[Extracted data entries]
%%

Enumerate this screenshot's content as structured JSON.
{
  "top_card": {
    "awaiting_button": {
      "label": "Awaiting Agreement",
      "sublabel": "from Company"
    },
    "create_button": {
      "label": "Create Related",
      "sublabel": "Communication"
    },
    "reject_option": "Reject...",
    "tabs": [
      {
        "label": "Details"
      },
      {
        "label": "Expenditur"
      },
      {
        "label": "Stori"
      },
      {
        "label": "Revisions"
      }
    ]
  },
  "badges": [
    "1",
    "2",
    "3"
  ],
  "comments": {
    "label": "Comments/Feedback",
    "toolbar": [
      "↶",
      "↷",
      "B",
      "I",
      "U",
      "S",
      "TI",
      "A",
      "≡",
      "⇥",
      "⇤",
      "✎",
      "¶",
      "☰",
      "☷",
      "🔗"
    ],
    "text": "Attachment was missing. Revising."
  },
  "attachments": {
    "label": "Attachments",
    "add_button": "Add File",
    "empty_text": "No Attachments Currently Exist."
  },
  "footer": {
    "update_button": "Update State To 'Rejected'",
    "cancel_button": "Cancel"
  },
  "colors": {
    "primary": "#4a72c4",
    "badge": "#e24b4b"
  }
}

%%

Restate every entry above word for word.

Enumerate this screenshot's content as structured JSON.
{
  "top_card": {
    "awaiting_button": {
      "label": "Awaiting Agreement",
      "sublabel": "from Company"
    },
    "create_button": {
      "label": "Create Related",
      "sublabel": "Communication"
    },
    "reject_option": "Reject...",
    "tabs": [
      {
        "label": "Details"
      },
      {
        "label": "Expenditur"
      },
      {
        "label": "Stori"
      },
      {
        "label": "Revisions"
      }
    ]
  },
  "badges": [
    "1",
    "2",
    "3"
  ],
  "comments": {
    "label": "Comments/Feedback",
    "toolbar": [
      "↶",
      "↷",
      "B",
      "I",
      "U",
      "S",
      "TI",
      "A",
      "≡",
      "⇥",
      "⇤",
      "✎",
      "¶",
      "☰",
      "☷",
      "🔗"
    ],
    "text": "Attachment was missing. Revising."
  },
  "attachments": {
    "label": "Attachments",
    "add_button": "Add File",
    "empty_text": "No Attachments Currently Exist."
  },
  "footer": {
    "update_button": "Update State To 'Rejected'",
    "cancel_button": "Cancel"
  },
  "colors": {
    "primary": "#4a72c4",
    "badge": "#e24b4b"
  }
}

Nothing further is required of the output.